**Task to carry out**: If a line in the listing below contains the word "步枪暴击率", count it, then please give only the number of such lines.

**Extracted entries**:
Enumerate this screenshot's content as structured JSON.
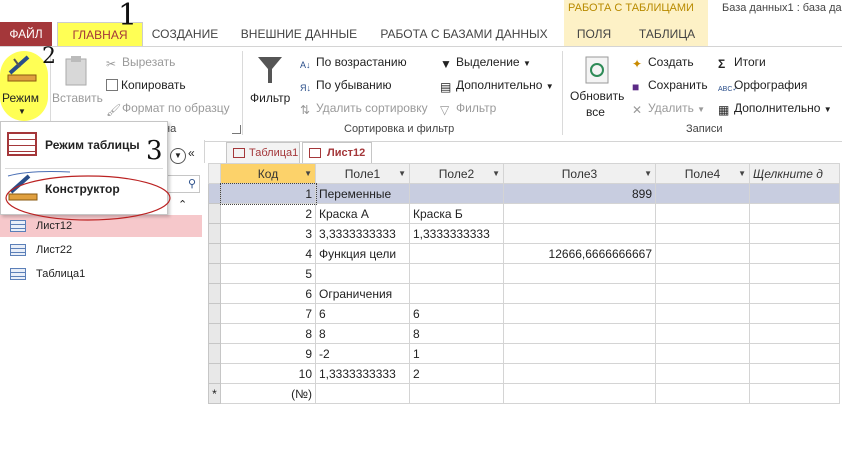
{
  "ribbon_tabs": {
    "file": "ФАЙЛ",
    "home": "ГЛАВНАЯ",
    "create": "СОЗДАНИЕ",
    "external": "ВНЕШНИЕ ДАННЫЕ",
    "dbtools": "РАБОТА С БАЗАМИ ДАННЫХ",
    "fields": "ПОЛЯ",
    "table": "ТАБЛИЦА",
    "context_title": "РАБОТА С ТАБЛИЦАМИ",
    "window_title": "База данных1 : база да"
  },
  "ribbon": {
    "views": {
      "mode": "Режим"
    },
    "clipboard": {
      "paste": "Вставить",
      "cut": "Вырезать",
      "copy": "Копировать",
      "format_painter": "Формат по образцу",
      "group_suffix": "на"
    },
    "sort_filter": {
      "filter": "Фильтр",
      "ascending": "По возрастанию",
      "descending": "По убыванию",
      "remove_sort": "Удалить сортировку",
      "selection": "Выделение",
      "advanced": "Дополнительно",
      "toggle_filter": "Фильтр",
      "group_label": "Сортировка и фильтр"
    },
    "records": {
      "refresh_all_1": "Обновить",
      "refresh_all_2": "все",
      "new": "Создать",
      "save": "Сохранить",
      "delete": "Удалить",
      "totals": "Итоги",
      "spelling": "Орфография",
      "more": "Дополнительно",
      "group_label": "Записи"
    }
  },
  "mode_menu": {
    "datasheet": "Режим таблицы",
    "design": "Конструктор"
  },
  "nav": {
    "items": [
      "Лист12",
      "Лист22",
      "Таблица1"
    ],
    "selected": "Лист12"
  },
  "doc_tabs": [
    "Таблица1",
    "Лист12"
  ],
  "grid": {
    "columns": [
      "Код",
      "Поле1",
      "Поле2",
      "Поле3",
      "Поле4",
      "Щелкните д"
    ],
    "rows": [
      {
        "kod": "1",
        "f1": "Переменные",
        "f2": "",
        "f3": "899",
        "f4": ""
      },
      {
        "kod": "2",
        "f1": "Краска А",
        "f2": "Краска Б",
        "f3": "",
        "f4": ""
      },
      {
        "kod": "3",
        "f1": "3,3333333333",
        "f2": "1,3333333333",
        "f3": "",
        "f4": ""
      },
      {
        "kod": "4",
        "f1": "Функция цели",
        "f2": "",
        "f3": "12666,6666666667",
        "f4": ""
      },
      {
        "kod": "5",
        "f1": "",
        "f2": "",
        "f3": "",
        "f4": ""
      },
      {
        "kod": "6",
        "f1": "Ограничения",
        "f2": "",
        "f3": "",
        "f4": ""
      },
      {
        "kod": "7",
        "f1": "6",
        "f2": "6",
        "f3": "",
        "f4": ""
      },
      {
        "kod": "8",
        "f1": "8",
        "f2": "8",
        "f3": "",
        "f4": ""
      },
      {
        "kod": "9",
        "f1": "-2",
        "f2": "1",
        "f3": "",
        "f4": ""
      },
      {
        "kod": "10",
        "f1": "1,3333333333",
        "f2": "2",
        "f3": "",
        "f4": ""
      }
    ],
    "new_row": {
      "marker": "*",
      "kod": "(№)"
    }
  },
  "annotations": {
    "one": "1",
    "two": "2",
    "three": "3"
  },
  "colors": {
    "access_red": "#a4373a",
    "highlight_yellow": "#ffff55",
    "nav_selected": "#f6c8cb"
  }
}
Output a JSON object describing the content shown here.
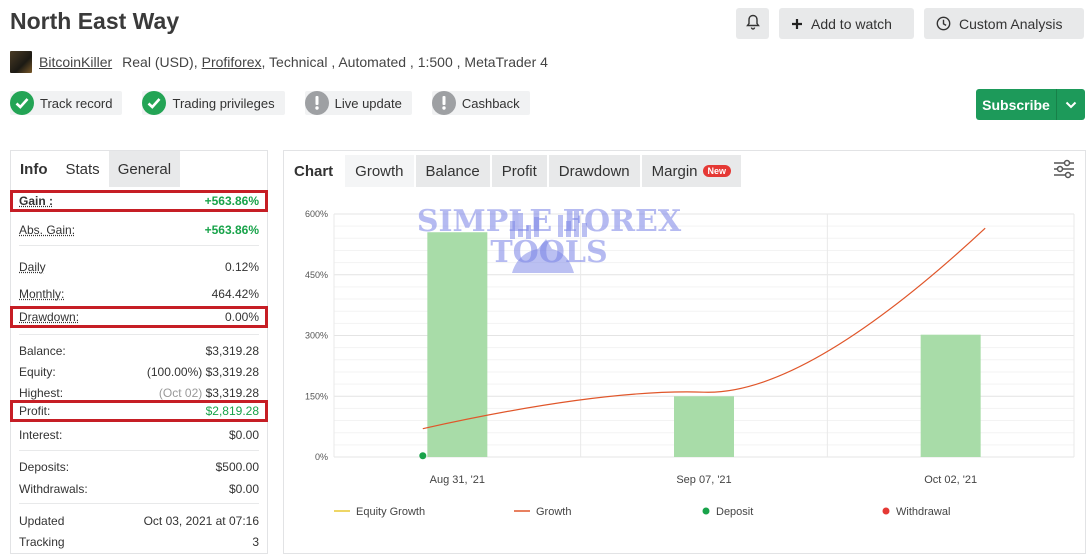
{
  "header": {
    "title": "North East Way",
    "add_to_watch": "Add to watch",
    "custom_analysis": "Custom Analysis"
  },
  "account": {
    "user": "BitcoinKiller",
    "type": "Real (USD),",
    "broker": "Profiforex",
    "rest": ", Technical , Automated , 1:500 , MetaTrader 4"
  },
  "badges": [
    {
      "label": "Track record",
      "state": "verified"
    },
    {
      "label": "Trading privileges",
      "state": "verified"
    },
    {
      "label": "Live update",
      "state": "unverified"
    },
    {
      "label": "Cashback",
      "state": "unverified"
    }
  ],
  "subscribe": {
    "label": "Subscribe"
  },
  "left_tabs": [
    "Info",
    "Stats",
    "General"
  ],
  "stats": {
    "gain": {
      "label": "Gain :",
      "value": "+563.86%"
    },
    "abs_gain": {
      "label": "Abs. Gain:",
      "value": "+563.86%"
    },
    "daily": {
      "label": "Daily",
      "value": "0.12%"
    },
    "monthly": {
      "label": "Monthly:",
      "value": "464.42%"
    },
    "drawdown": {
      "label": "Drawdown:",
      "value": "0.00%"
    },
    "balance": {
      "label": "Balance:",
      "value": "$3,319.28"
    },
    "equity": {
      "label": "Equity:",
      "pct": "(100.00%)",
      "value": "$3,319.28"
    },
    "highest": {
      "label": "Highest:",
      "date": "(Oct 02)",
      "value": "$3,319.28"
    },
    "profit": {
      "label": "Profit:",
      "value": "$2,819.28"
    },
    "interest": {
      "label": "Interest:",
      "value": "$0.00"
    },
    "deposits": {
      "label": "Deposits:",
      "value": "$500.00"
    },
    "withdrawals": {
      "label": "Withdrawals:",
      "value": "$0.00"
    },
    "updated": {
      "label": "Updated",
      "value": "Oct 03, 2021 at 07:16"
    },
    "tracking": {
      "label": "Tracking",
      "value": "3"
    }
  },
  "chart_tabs": {
    "chart": "Chart",
    "growth": "Growth",
    "balance": "Balance",
    "profit": "Profit",
    "drawdown": "Drawdown",
    "margin": "Margin",
    "new_badge": "New"
  },
  "watermark": {
    "line1": "SIMPLE FOREX",
    "line2": "TOOLS"
  },
  "colors": {
    "bar": "#a8dca8",
    "growth_line": "#e0562a",
    "equity_line": "#e8c832",
    "deposit": "#18a34a",
    "withdrawal": "#e53935",
    "highlight": "#c61e25"
  },
  "chart_data": {
    "type": "bar",
    "categories": [
      "Aug 31, '21",
      "Sep 07, '21",
      "Oct 02, '21"
    ],
    "yticks": [
      "0%",
      "150%",
      "300%",
      "450%",
      "600%"
    ],
    "ylim": [
      0,
      600
    ],
    "bars": [
      555,
      150,
      302
    ],
    "growth_line": [
      [
        0.12,
        70
      ],
      [
        0.5,
        160
      ],
      [
        0.88,
        565
      ]
    ],
    "deposit_points": [
      [
        0.12,
        3
      ]
    ],
    "legend": [
      "Equity Growth",
      "Growth",
      "Deposit",
      "Withdrawal"
    ]
  }
}
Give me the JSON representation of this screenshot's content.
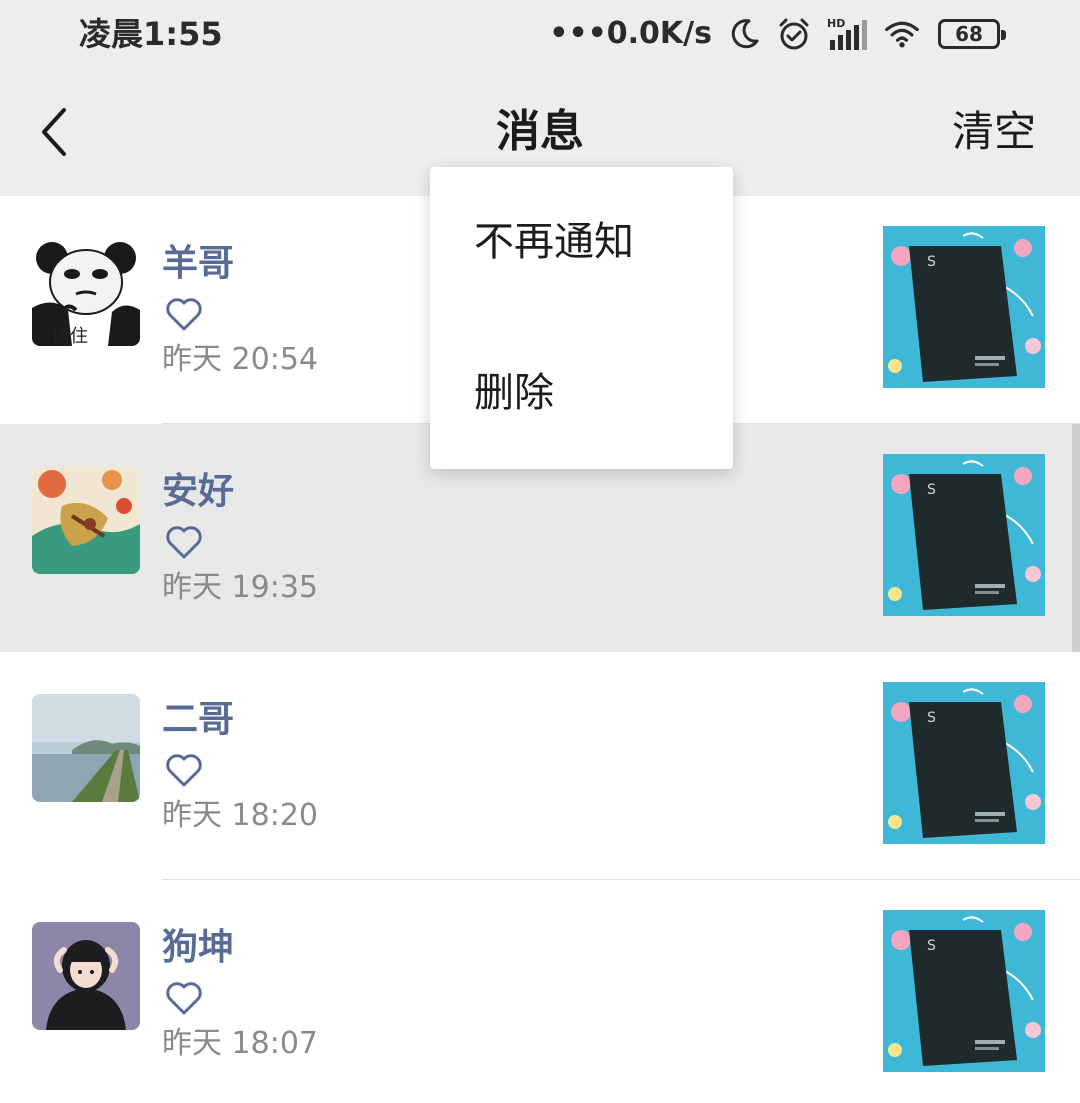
{
  "status_bar": {
    "time": "凌晨1:55",
    "network_speed": "•••0.0K/s",
    "hd_label": "HD",
    "battery": "68",
    "icons": [
      "moon-icon",
      "alarm-icon",
      "signal-icon",
      "wifi-icon",
      "battery-icon"
    ]
  },
  "header": {
    "back_icon": "chevron-left-icon",
    "title": "消息",
    "clear_label": "清空"
  },
  "messages": [
    {
      "user": "羊哥",
      "avatar_caption": "愣住",
      "like_icon": "heart-outline-icon",
      "time": "昨天 20:54"
    },
    {
      "user": "安好",
      "like_icon": "heart-outline-icon",
      "time": "昨天 19:35",
      "highlighted": true
    },
    {
      "user": "二哥",
      "like_icon": "heart-outline-icon",
      "time": "昨天 18:20"
    },
    {
      "user": "狗坤",
      "like_icon": "heart-outline-icon",
      "time": "昨天 18:07"
    }
  ],
  "popup_menu": {
    "items": [
      {
        "label": "不再通知"
      },
      {
        "label": "删除"
      }
    ]
  },
  "colors": {
    "bar_background": "#ededed",
    "username": "#576b95",
    "timestamp": "#8a8a8a",
    "highlight_row": "#e8e8e8"
  }
}
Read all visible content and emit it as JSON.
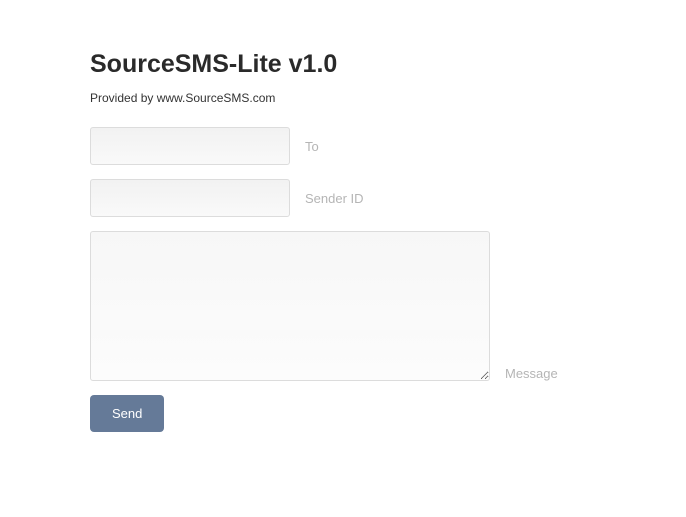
{
  "header": {
    "title": "SourceSMS-Lite v1.0",
    "subtitle": "Provided by www.SourceSMS.com"
  },
  "form": {
    "to": {
      "value": "",
      "label": "To"
    },
    "sender_id": {
      "value": "",
      "label": "Sender ID"
    },
    "message": {
      "value": "",
      "label": "Message"
    },
    "send_label": "Send"
  }
}
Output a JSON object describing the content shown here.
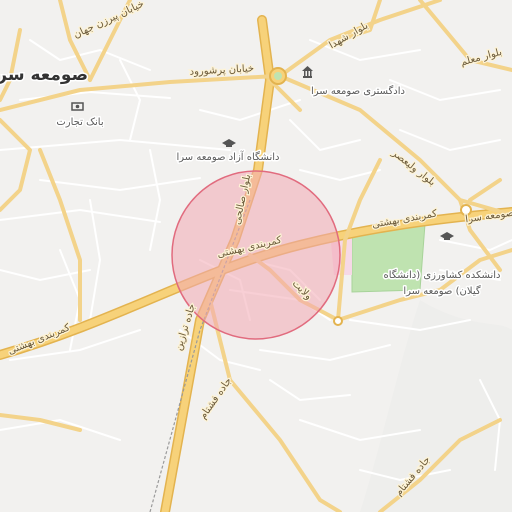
{
  "map": {
    "city_label": "صومعه سرا",
    "colors": {
      "background": "#f2f1ef",
      "major_road": "#f7d27a",
      "major_road_casing": "#e3b34f",
      "minor_road": "#ffffff",
      "park": "#bfe3b0",
      "circle_fill": "#f3a7b2",
      "circle_stroke": "#e16b7e"
    },
    "pois": {
      "university_azad": "دانشگاه آزاد صومعه سرا",
      "court": "دادگستری صومعه سرا",
      "bank": "بانک تجارت",
      "agri_line1": "دانشکده کشاورزی (دانشگاه",
      "agri_line2": "گیلان) صومعه سرا"
    },
    "roads": {
      "beheshti_center": "کمربندی بهشتی",
      "beheshti_east": "کمربندی بهشتی",
      "beheshti_west": "کمربندی بهشتی",
      "saleh": "بلوار صالحی",
      "valiasr": "بلوار ولیعصر",
      "shohada": "بلوار شهدا",
      "moallem": "بلوار معلم",
      "pourshoud": "خیابان پرشورود",
      "velayat": "ولایت",
      "fashtam": "جاده فشتام",
      "taher": "جاده ترازین",
      "north1": "خیابان پیرزن جهان",
      "east_sara": "صومعه سرا",
      "south_fashtam": "جاده فشتام"
    }
  }
}
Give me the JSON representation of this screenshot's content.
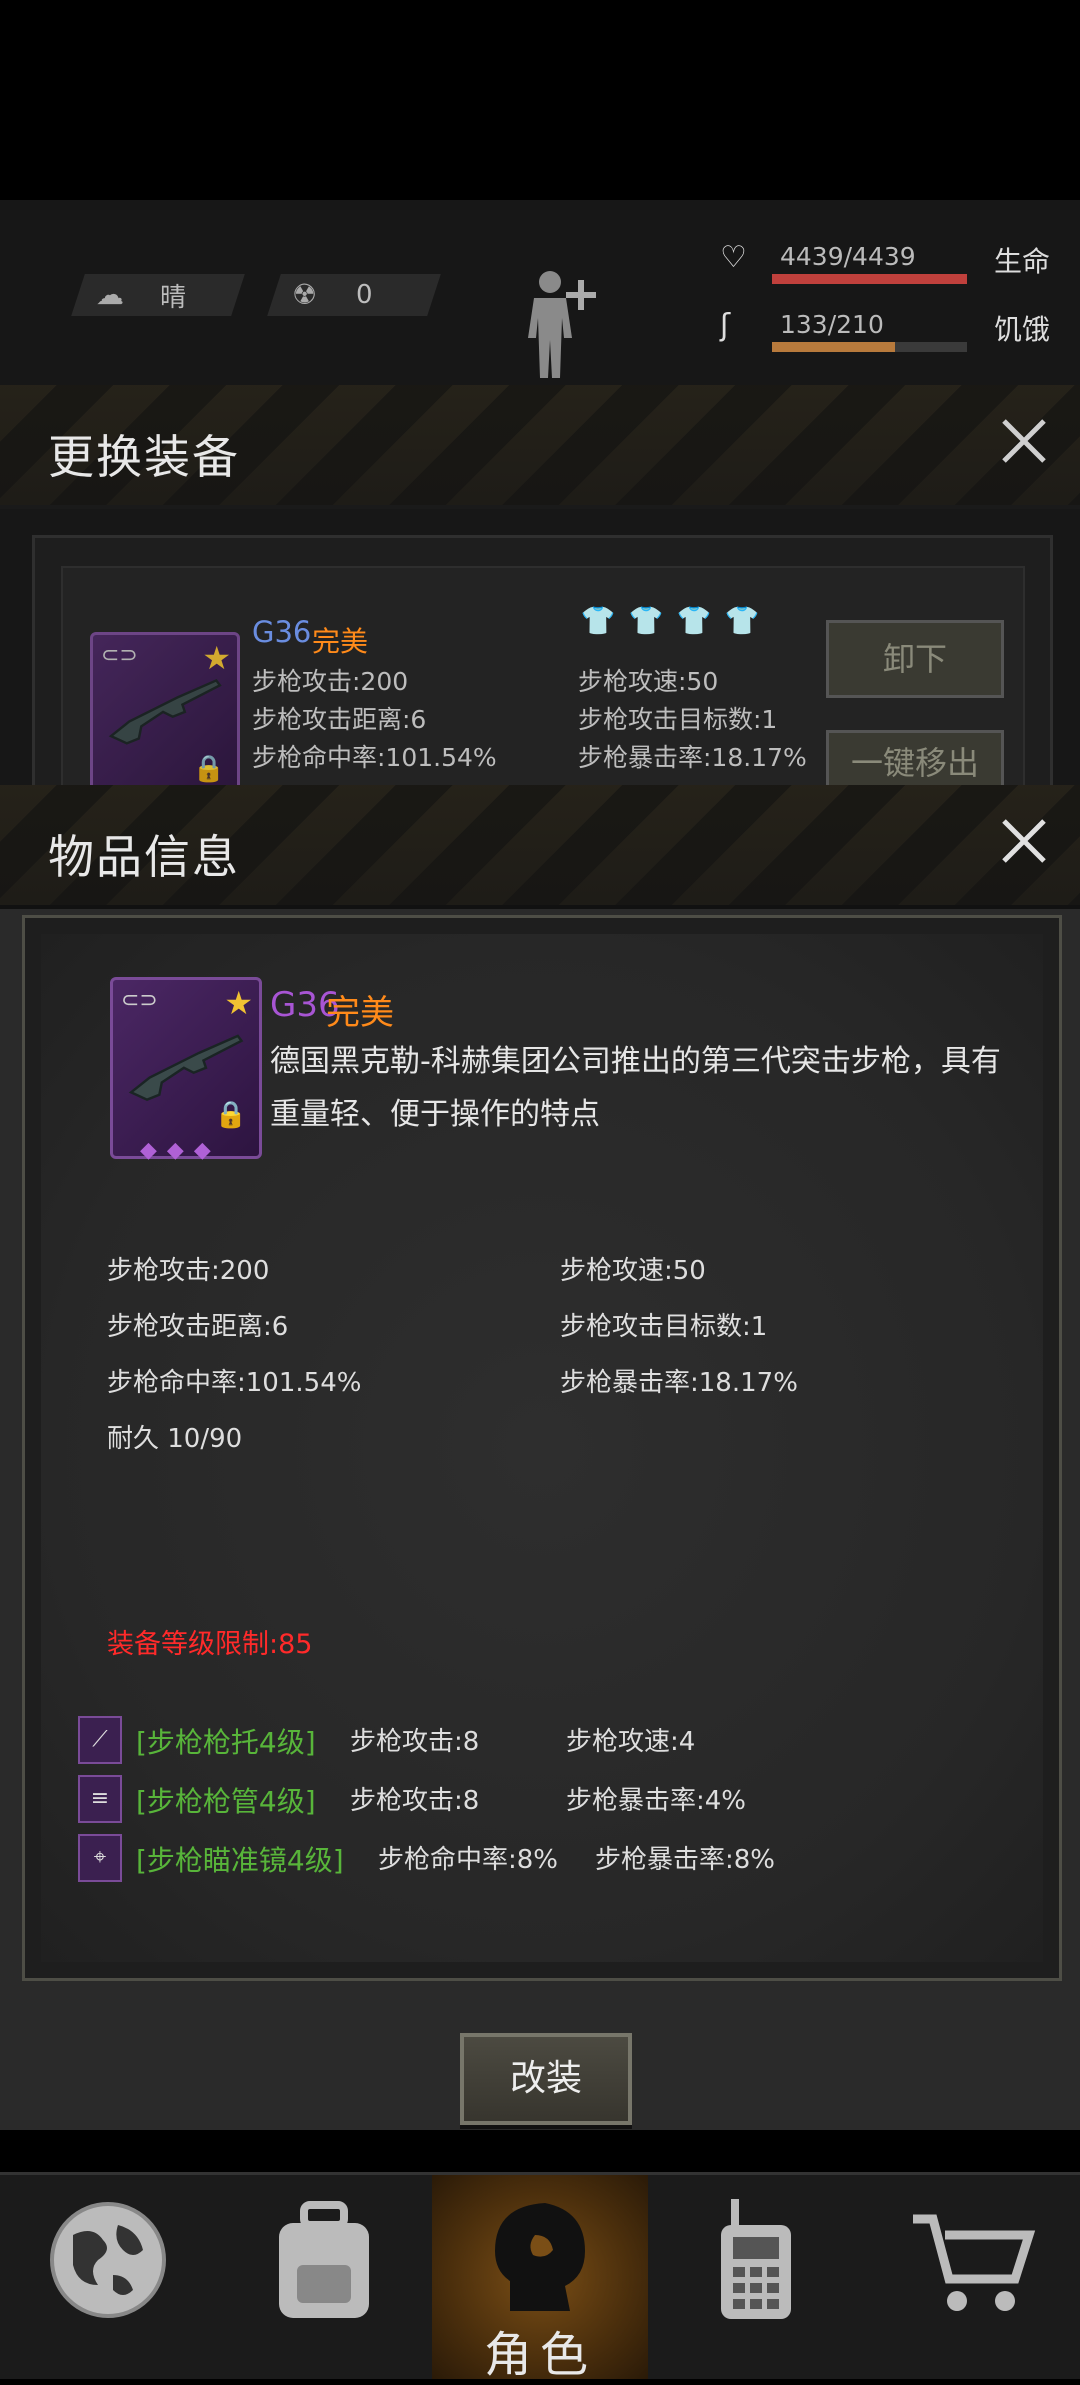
{
  "status": {
    "weather_label": "晴",
    "radiation_value": "0",
    "health": {
      "text": "4439/4439",
      "label": "生命",
      "fraction": 1.0,
      "color": "#c0403c"
    },
    "hunger": {
      "text": "133/210",
      "label": "饥饿",
      "fraction": 0.63,
      "color": "#b87a3c"
    }
  },
  "equip_panel": {
    "title": "更换装备",
    "item": {
      "name": "G36",
      "quality": "完美",
      "stats_left": [
        "步枪攻击:200",
        "步枪攻击距离:6",
        "步枪命中率:101.54%"
      ],
      "stats_right": [
        "步枪攻速:50",
        "步枪攻击目标数:1",
        "步枪暴击率:18.17%"
      ]
    },
    "unequip_label": "卸下",
    "remove_all_label": "一键移出"
  },
  "item_info": {
    "title": "物品信息",
    "name": "G36",
    "quality": "完美",
    "description": "德国黑克勒-科赫集团公司推出的第三代突击步枪，具有重量轻、便于操作的特点",
    "stats_left": [
      "步枪攻击:200",
      "步枪攻击距离:6",
      "步枪命中率:101.54%",
      "耐久 10/90"
    ],
    "stats_right": [
      "步枪攻速:50",
      "步枪攻击目标数:1",
      "步枪暴击率:18.17%"
    ],
    "level_limit": "装备等级限制:85",
    "mods": [
      {
        "name": "[步枪枪托4级]",
        "stat1": "步枪攻击:8",
        "stat2": "步枪攻速:4"
      },
      {
        "name": "[步枪枪管4级]",
        "stat1": "步枪攻击:8",
        "stat2": "步枪暴击率:4%"
      },
      {
        "name": "[步枪瞄准镜4级]",
        "stat1": "步枪命中率:8%",
        "stat2": "步枪暴击率:8%"
      }
    ],
    "modify_label": "改装"
  },
  "bottom_nav": {
    "active_label": "角色",
    "items": [
      "globe-icon",
      "backpack-icon",
      "character-icon",
      "radio-icon",
      "cart-icon"
    ]
  },
  "colors": {
    "item_name": "#6a8de0",
    "item_name_dialog": "#a855d4",
    "quality": "#ff8a1a",
    "level_limit": "#ff2a2a",
    "mod_name": "#58b53a"
  }
}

**Output below**: 4